Miscellaneous Mental Musings of an Emerging Artist
- “Remember, remember the Fifth of November,
- The Gunpowder Treason and Plot,
- I know of no reason
- Why the Gunpowder Treason
- Should ever be forgot.
- Guy Fawkes, Guy Fawkes, t’was his intent
- To blow up the King and Parli’ment.
- Three-score barrels of powder below
- To prove old England’s overthrow;
- By God’s providence he was catch’d
- With a dark lantern and burning match.
- Holloa boys, holloa boys, let the bells ring.
- Holloa boys, holloa boys, God save the King!”
- – Traditional
We keep meeting like this, Guy Fawkes and I.
Now, I have no real love for the historical Guy Fawkes. I’m not even sure what he was trying to accomplish with the Gunpowder Treason, save to cripple the British government. I don’t know what he wanted to rise up in the place of Parliament. I do know that I don’t have much sympathy for somebody who supports their arguments with explosives, even if I might agree with the argument.
I know that the sheer audacity of his action against the Crown was so traumatic to the British populace that even though the plot was a dismal failure it needed to be commemorated with an annual effigy-burning, which is fascinating to me. A holiday. The British people created a holiday to work through their shock and then kept it around for centuries as a reminder of the time somebody nearly decapitated the Empire.
I, being an American, knew none of this history until I discovered it on my own. I first encountered Fawkes as an effigy, of sorts, in the titular character of Alan Moore and David Lloyd’s V for Vendetta, a work that I reread at least once a year, a work that had a profound effect on what I believed could be accomplished not only in comic books but in fiction in general. I have parts of that book memorized down to individual lines of ink.
One of the passages in V for Vendetta, taken from an original song composition in the narrative, reads as follows:
But the backdrops peel
and the sets give way
and the cast gets eaten by the play.
There’s a murderer at the matinee.
There are dead men in the aisles.
And the actors and the patrons too
are uncertain if the show is through
and with sidelong looks await their cue–

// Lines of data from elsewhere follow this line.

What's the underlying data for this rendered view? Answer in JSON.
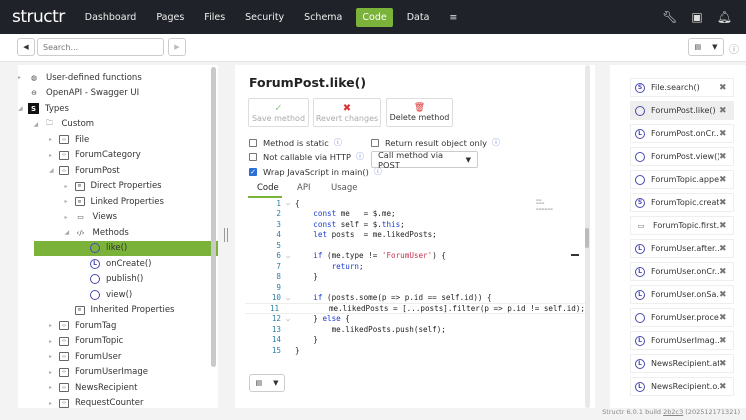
{
  "nav": {
    "logo": "structr",
    "items": [
      "Dashboard",
      "Pages",
      "Files",
      "Security",
      "Schema",
      "Code",
      "Data",
      "≡"
    ],
    "active": "Code"
  },
  "toolbar": {
    "search_placeholder": "Search..."
  },
  "tree": [
    {
      "label": "User-defined functions",
      "level": 0,
      "icon": "globe-functions-icon",
      "tw": "▸"
    },
    {
      "label": "OpenAPI - Swagger UI",
      "level": 0,
      "icon": "openapi-icon",
      "tw": ""
    },
    {
      "label": "Types",
      "level": 0,
      "icon": "structr-s-icon",
      "tw": "◢"
    },
    {
      "label": "Custom",
      "level": 1,
      "icon": "folder-icon",
      "tw": "◢"
    },
    {
      "label": "File",
      "level": 2,
      "icon": "type-icon",
      "tw": "▸"
    },
    {
      "label": "ForumCategory",
      "level": 2,
      "icon": "type-icon",
      "tw": "▸"
    },
    {
      "label": "ForumPost",
      "level": 2,
      "icon": "type-icon",
      "tw": "◢"
    },
    {
      "label": "Direct Properties",
      "level": 3,
      "icon": "properties-icon",
      "tw": "▸"
    },
    {
      "label": "Linked Properties",
      "level": 3,
      "icon": "properties-icon",
      "tw": "▸"
    },
    {
      "label": "Views",
      "level": 3,
      "icon": "monitor-icon",
      "tw": "▸"
    },
    {
      "label": "Methods",
      "level": 3,
      "icon": "code-icon",
      "tw": "◢"
    },
    {
      "label": "like()",
      "level": 4,
      "icon": "method-icon",
      "tw": "",
      "selected": true
    },
    {
      "label": "onCreate()",
      "level": 4,
      "icon": "lifecycle-method-icon",
      "tw": ""
    },
    {
      "label": "publish()",
      "level": 4,
      "icon": "method-icon",
      "tw": ""
    },
    {
      "label": "view()",
      "level": 4,
      "icon": "method-icon",
      "tw": ""
    },
    {
      "label": "Inherited Properties",
      "level": 3,
      "icon": "properties-icon",
      "tw": ""
    },
    {
      "label": "ForumTag",
      "level": 2,
      "icon": "type-icon",
      "tw": "▸"
    },
    {
      "label": "ForumTopic",
      "level": 2,
      "icon": "type-icon",
      "tw": "▸"
    },
    {
      "label": "ForumUser",
      "level": 2,
      "icon": "type-icon",
      "tw": "▸"
    },
    {
      "label": "ForumUserImage",
      "level": 2,
      "icon": "type-icon",
      "tw": "▸"
    },
    {
      "label": "NewsRecipient",
      "level": 2,
      "icon": "type-icon",
      "tw": "▸"
    },
    {
      "label": "RequestCounter",
      "level": 2,
      "icon": "type-icon",
      "tw": "▸"
    }
  ],
  "editor": {
    "title": "ForumPost.like()",
    "buttons": {
      "save": "Save method",
      "revert": "Revert changes",
      "delete": "Delete method"
    },
    "options": {
      "static": "Method is static",
      "not_callable": "Not callable via HTTP",
      "wrap": "Wrap JavaScript in main()",
      "return_only": "Return result object only"
    },
    "wrap_checked": true,
    "call_method": "Call method via POST",
    "tabs": [
      "Code",
      "API",
      "Usage"
    ],
    "active_tab": "Code",
    "code": [
      "{",
      "    const me   = $.me;",
      "    const self = $.this;",
      "    let posts  = me.likedPosts;",
      "",
      "    if (me.type != 'ForumUser') {",
      "        return;",
      "    }",
      "",
      "    if (posts.some(p => p.id == self.id)) {",
      "        me.likedPosts = [...posts].filter(p => p.id != self.id);",
      "    } else {",
      "        me.likedPosts.push(self);",
      "    }",
      "}"
    ],
    "folds": [
      1,
      6,
      10,
      12
    ],
    "current_line": 11
  },
  "open_tabs": [
    {
      "label": "File.search()",
      "icon": "static-method-icon",
      "g": "S"
    },
    {
      "label": "ForumPost.like()",
      "icon": "method-icon",
      "g": "",
      "active": true
    },
    {
      "label": "ForumPost.onCr...",
      "icon": "lifecycle-method-icon",
      "g": "L"
    },
    {
      "label": "ForumPost.view()",
      "icon": "method-icon",
      "g": ""
    },
    {
      "label": "ForumTopic.appe...",
      "icon": "method-icon",
      "g": ""
    },
    {
      "label": "ForumTopic.creat...",
      "icon": "static-method-icon",
      "g": "S"
    },
    {
      "label": "ForumTopic.first...",
      "icon": "view-icon",
      "g": "▭"
    },
    {
      "label": "ForumUser.after...",
      "icon": "lifecycle-method-icon",
      "g": "L"
    },
    {
      "label": "ForumUser.onCr...",
      "icon": "lifecycle-method-icon",
      "g": "L"
    },
    {
      "label": "ForumUser.onSa...",
      "icon": "lifecycle-method-icon",
      "g": "L"
    },
    {
      "label": "ForumUser.proce...",
      "icon": "method-icon",
      "g": ""
    },
    {
      "label": "ForumUserImag...",
      "icon": "lifecycle-method-icon",
      "g": "L"
    },
    {
      "label": "NewsRecipient.af...",
      "icon": "lifecycle-method-icon",
      "g": "L"
    },
    {
      "label": "NewsRecipient.o...",
      "icon": "lifecycle-method-icon",
      "g": "L"
    }
  ],
  "footer": {
    "text": "Structr 6.0.1 build ",
    "build": "2b2c3",
    "date": " (202512171321)"
  },
  "colors": {
    "accent": "#7ab23a",
    "nav_bg": "#1f2228",
    "method_icon": "#4a4ab0"
  }
}
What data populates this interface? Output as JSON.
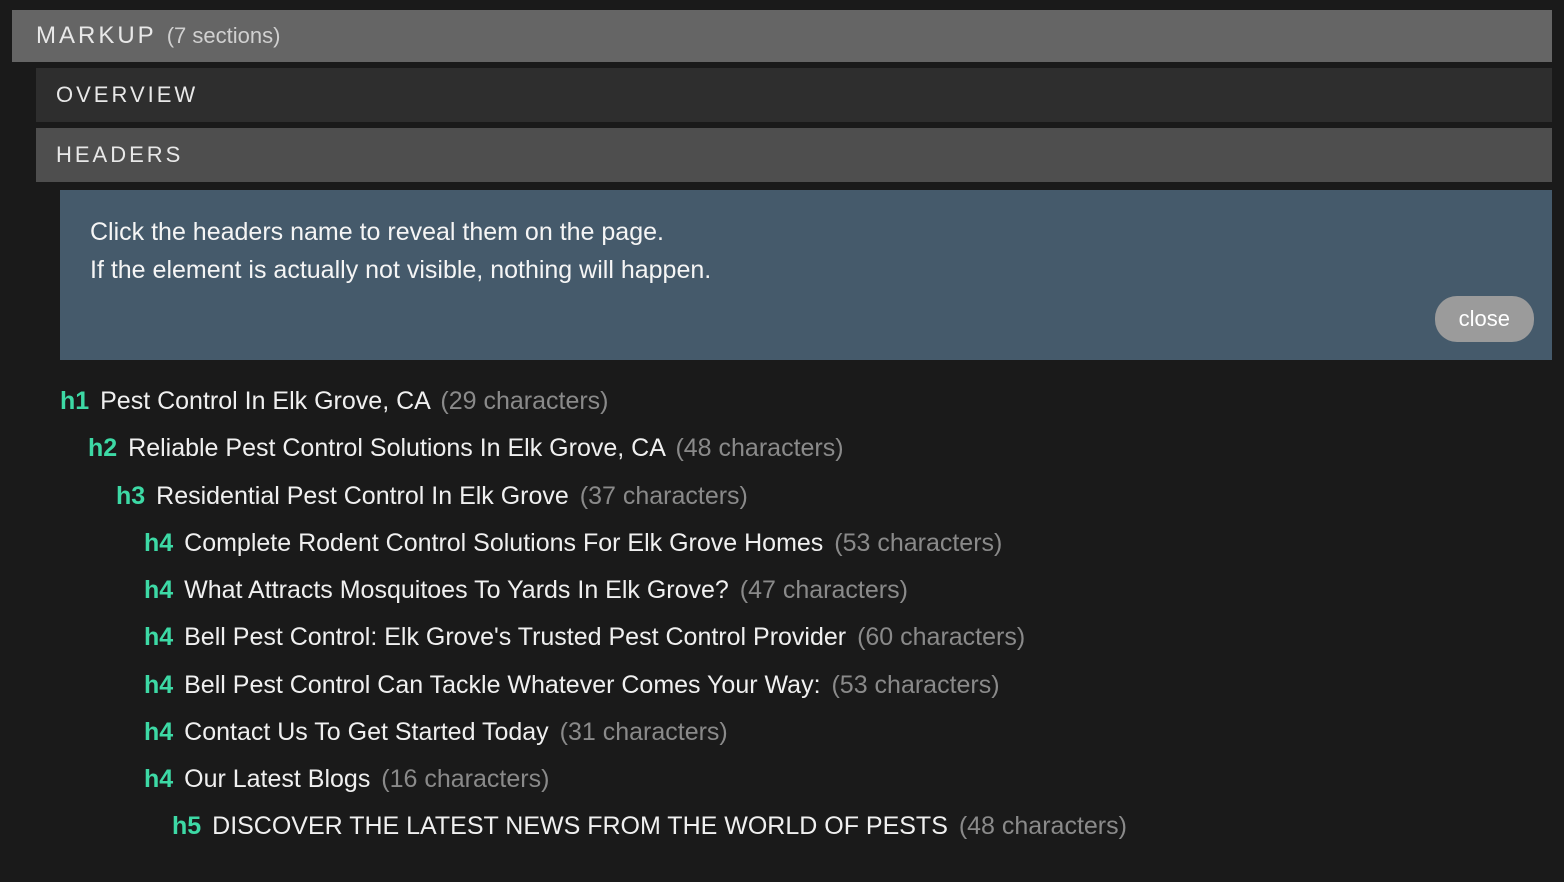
{
  "markup": {
    "title": "MARKUP",
    "sections_meta": "(7 sections)"
  },
  "subsections": {
    "overview": "OVERVIEW",
    "headers": "HEADERS"
  },
  "infobox": {
    "line1": "Click the headers name to reveal them on the page.",
    "line2": "If the element is actually not visible, nothing will happen.",
    "close_label": "close"
  },
  "headers": [
    {
      "level": "h1",
      "indent": 1,
      "text": "Pest Control In Elk Grove, CA",
      "count": "(29 characters)"
    },
    {
      "level": "h2",
      "indent": 2,
      "text": "Reliable Pest Control Solutions In Elk Grove, CA",
      "count": "(48 characters)"
    },
    {
      "level": "h3",
      "indent": 3,
      "text": "Residential Pest Control In Elk Grove",
      "count": "(37 characters)"
    },
    {
      "level": "h4",
      "indent": 4,
      "text": "Complete Rodent Control Solutions For Elk Grove Homes",
      "count": "(53 characters)"
    },
    {
      "level": "h4",
      "indent": 4,
      "text": "What Attracts Mosquitoes To Yards In Elk Grove?",
      "count": "(47 characters)"
    },
    {
      "level": "h4",
      "indent": 4,
      "text": "Bell Pest Control: Elk Grove's Trusted Pest Control Provider",
      "count": "(60 characters)"
    },
    {
      "level": "h4",
      "indent": 4,
      "text": "Bell Pest Control Can Tackle Whatever Comes Your Way:",
      "count": "(53 characters)"
    },
    {
      "level": "h4",
      "indent": 4,
      "text": "Contact Us To Get Started Today",
      "count": "(31 characters)"
    },
    {
      "level": "h4",
      "indent": 4,
      "text": "Our Latest Blogs",
      "count": "(16 characters)"
    },
    {
      "level": "h5",
      "indent": 5,
      "text": "DISCOVER THE LATEST NEWS FROM THE WORLD OF PESTS",
      "count": "(48 characters)"
    }
  ]
}
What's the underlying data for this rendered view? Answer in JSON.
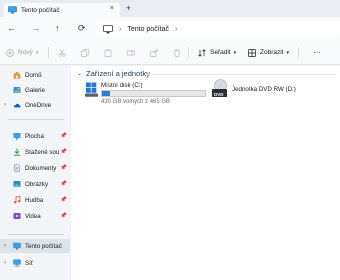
{
  "window": {
    "tab_title": "Tento počítač",
    "tab_close": "×",
    "new_tab": "+"
  },
  "nav": {
    "back": "←",
    "forward": "→",
    "up": "↑",
    "refresh": "⟳",
    "breadcrumb": [
      "Tento počítač"
    ],
    "breadcrumb_chevron": "›"
  },
  "toolbar": {
    "new_label": "Nový",
    "sort_label": "Seřadit",
    "view_label": "Zobrazit",
    "more_label": "···"
  },
  "sidebar": {
    "top_items": [
      {
        "label": "Domů",
        "icon": "home-icon"
      },
      {
        "label": "Galerie",
        "icon": "gallery-icon"
      },
      {
        "label": "OneDrive",
        "icon": "onedrive-icon"
      }
    ],
    "pinned_items": [
      {
        "label": "Plocha",
        "icon": "desktop-folder-icon"
      },
      {
        "label": "Stažené soubory",
        "icon": "downloads-folder-icon"
      },
      {
        "label": "Dokumenty",
        "icon": "documents-folder-icon"
      },
      {
        "label": "Obrázky",
        "icon": "pictures-folder-icon"
      },
      {
        "label": "Hudba",
        "icon": "music-folder-icon"
      },
      {
        "label": "Videa",
        "icon": "videos-folder-icon"
      }
    ],
    "bottom_items": [
      {
        "label": "Tento počítač",
        "icon": "this-pc-icon",
        "selected": true
      },
      {
        "label": "Síť",
        "icon": "network-icon"
      }
    ]
  },
  "content": {
    "group_title": "Zařízení a jednotky",
    "drives": [
      {
        "name": "Místní disk (C:)",
        "space": "430 GB volných z 465 GB",
        "used_fraction": 0.075
      },
      {
        "name": "Jednotka DVD RW (D:)",
        "badge": "DVD"
      }
    ]
  },
  "colors": {
    "accent": "#2f7fd1",
    "selection": "#dde3ea"
  }
}
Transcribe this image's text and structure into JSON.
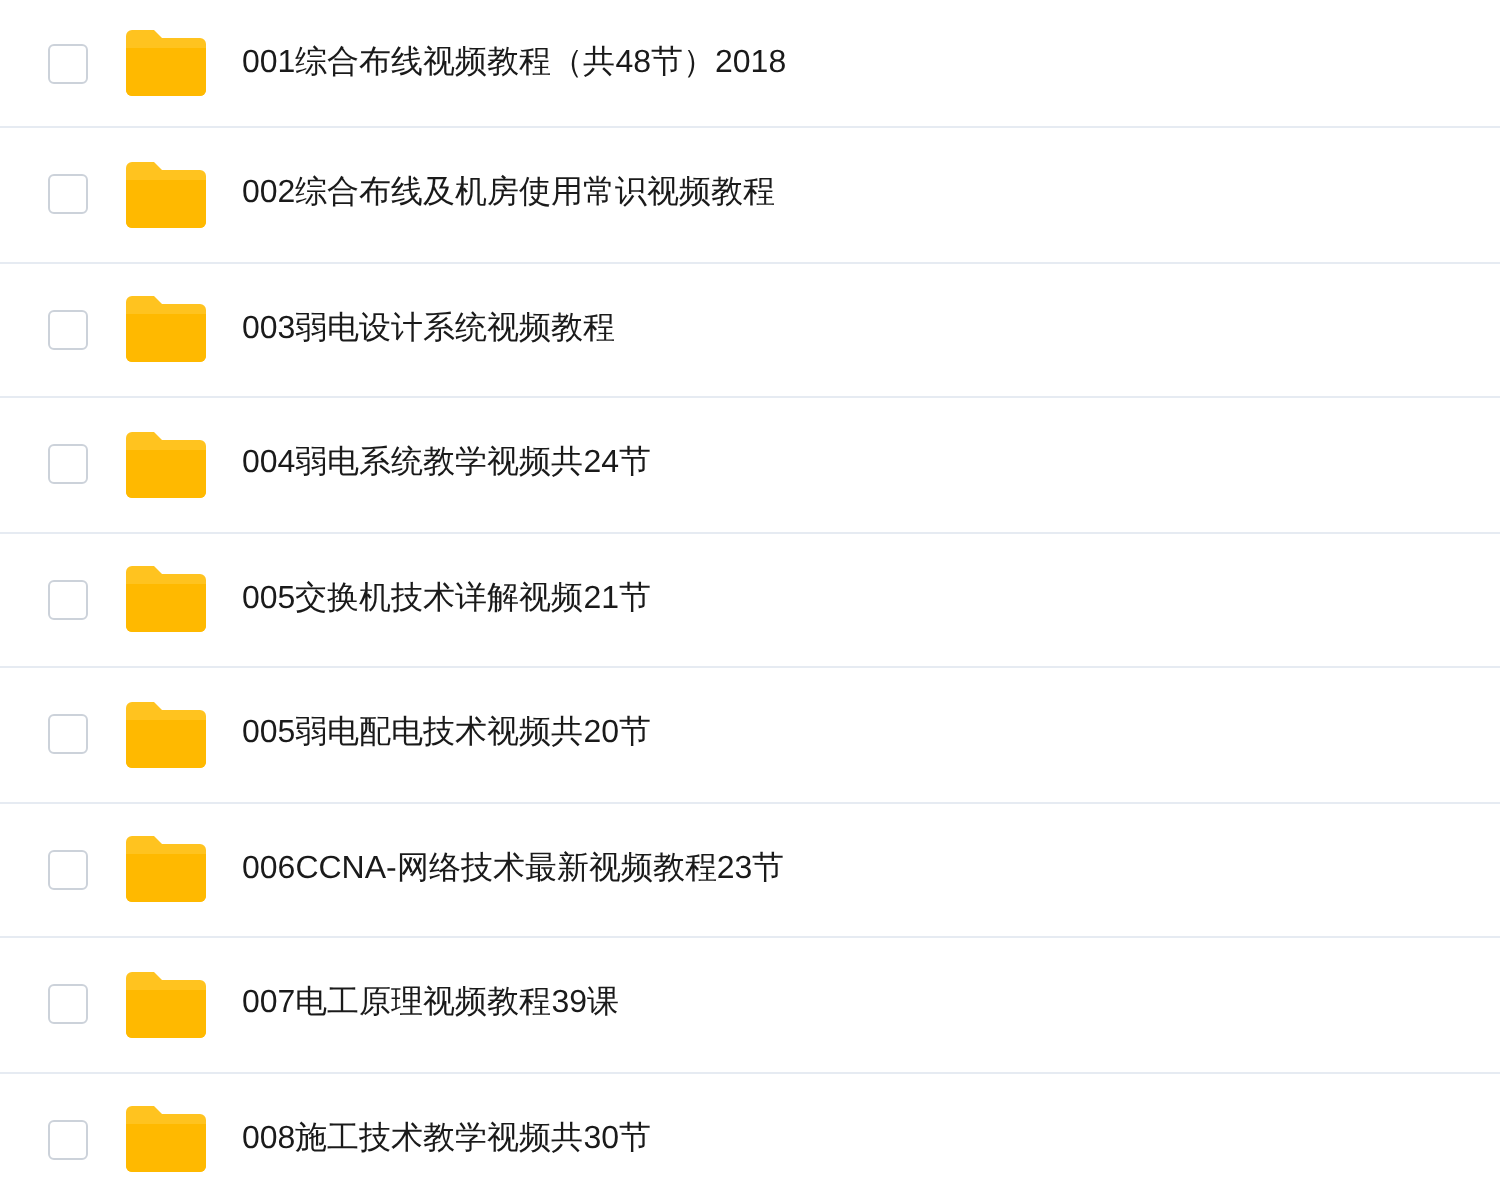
{
  "files": [
    {
      "name": "001综合布线视频教程（共48节）2018",
      "checked": false
    },
    {
      "name": "002综合布线及机房使用常识视频教程",
      "checked": false
    },
    {
      "name": "003弱电设计系统视频教程",
      "checked": false
    },
    {
      "name": "004弱电系统教学视频共24节",
      "checked": false
    },
    {
      "name": "005交换机技术详解视频21节",
      "checked": false
    },
    {
      "name": "005弱电配电技术视频共20节",
      "checked": false
    },
    {
      "name": "006CCNA-网络技术最新视频教程23节",
      "checked": false
    },
    {
      "name": "007电工原理视频教程39课",
      "checked": false
    },
    {
      "name": "008施工技术教学视频共30节",
      "checked": false
    }
  ]
}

but the frozen mask just smiles.
When I began adapting The Man Who Was Thursday, this section kept popping up in my mind. I was intrigued by its evocation of a play in chaos, a play that had been cruelly assaulted to the point that nobody, not the players, not the audience, not even the stage itself, could recognize it. Thursday was a story about disguises and subterfuge, in my estimation, so I decided to see what would happen if I crafted a play along the lines of Moore’s verse, a play that was itself partially in disguise.
Halfway in the middle of the adaptation I realized the strange confluence of events. I was using as a mental keystone a passage of text from a book about a man imitating a British anarchist…in order to write a play about a man imitating a British anarchist.
Today–Thursday, natch–is Guy Fawkes Day. New Leaf’s production of The Man Who Was Thursday is occurring later this evening and is being followed up with a talkback at nearby Rocco’s Pizza. If you’re attending this evening, I’d love to see you at the discussion afterward. If you’ve seen the play before tonight, you should also feel free to stop in. I had an invigorating one-on-one discussion about the play with Greg Allen yesterday that reminded me of the invigorating discussions I’d had with Jessica and Jacob when the production was just learning to stretch its wings, and now I can’t wait to have others.
I haven’t seen the show since opening weekend and am eager to see where the play is now. And I wonder what other milestones of my life future Guy Fawkes Days might bring.
After all, November 5th, 2005, was the night I got engaged.
Remember, remember? Easily.